Over the next few weeks I’ve had parking spaces stolen by aggressive BMWs that more or less manhandled me out of the way, I’ve nearly been killed by drivers doing 40 in a 20mph zone down a sodding bus lane during restrictions, I’ve nearly squashed toddlers that decided to run out into the middle of the road while their parents looked on, oblivious, and – worst of all – I once nudged the rear bumper of another car. It was at less than 1mph and left no physical mark whatsoever, but I maintain that the psychological scarring will stay with me.
My conclusion is this: you would have to be absolutely mad to want to drive in London. You have nowhere to park, and everywhere there are people that view red lights as simply suggestions, bus lanes as express lanes, and children as speed bumps. If you are a woman in a small car, every large car will attempt to physically crowd you off the road, and if you are a woman in a large car, everyone will hate you because you are clearly being overly aggressive in daring to get behind the wheel of something bigger than an armchair.
I loved that stupid little Fiat. I called it Bertie, and the moment it was named, it leaped about like an eager little puppy. I did a little dance of triumph on discovering that my turns in the road were textbook-perfect, and that parallel parking really isn’t all that bad. True, my instructor was a closet sadist who decided to make things ‘more interesting’ by making me do obscenely complicated compound manoeuvres – reversing around a corner with obstacles and a time limit springs to mind – but once you choose to view the whole thing as an elaborate obstacle course, it’s fine. And the little Fiat 500 made me feel ridiculously proud of myself every time I got behind the wheel. Look at me, I’m driving!
It’s a shame it had to end. All things must, I suppose, but it made me tear up a little bit just the same to walk around to the passenger side and get in, knowing that this would be it. The thing about driving tests is, no one tells you that you don’t get to have any more lessons after you pass.
Bye bye, Bertie. You were a smart little car and you took a lot of abuse. I’ll come visit you over the summer for my advanced driving course.
In the meantime, though, I’m going to look up Bertie’s sexy two-wheel cousin and sit my CBT.
After all, what’s the point of a driving license if you only get to drive cars? There’s a motorbike out there with my name on it.

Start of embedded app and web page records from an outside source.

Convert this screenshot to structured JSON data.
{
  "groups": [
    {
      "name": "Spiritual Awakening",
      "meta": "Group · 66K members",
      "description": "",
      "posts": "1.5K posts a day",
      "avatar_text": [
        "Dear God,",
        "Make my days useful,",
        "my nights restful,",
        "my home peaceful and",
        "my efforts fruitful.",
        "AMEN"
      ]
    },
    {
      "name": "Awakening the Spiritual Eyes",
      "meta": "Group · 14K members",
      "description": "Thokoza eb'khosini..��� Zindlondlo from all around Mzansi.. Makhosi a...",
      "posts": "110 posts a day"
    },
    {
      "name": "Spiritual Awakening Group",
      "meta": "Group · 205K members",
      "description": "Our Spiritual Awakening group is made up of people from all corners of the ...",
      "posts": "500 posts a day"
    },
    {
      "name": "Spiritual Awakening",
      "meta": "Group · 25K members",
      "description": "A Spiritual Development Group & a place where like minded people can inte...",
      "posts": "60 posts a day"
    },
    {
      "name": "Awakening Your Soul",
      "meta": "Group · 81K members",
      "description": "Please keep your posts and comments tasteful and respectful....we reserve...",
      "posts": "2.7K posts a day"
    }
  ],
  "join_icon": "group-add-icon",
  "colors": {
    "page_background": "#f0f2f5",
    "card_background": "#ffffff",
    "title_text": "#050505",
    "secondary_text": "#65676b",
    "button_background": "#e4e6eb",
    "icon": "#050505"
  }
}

- Vik has now recovered from her driving ordeal, and is fully licensed to make cars go vroom. Stay tuned for Project Engine and further motorsport adventures.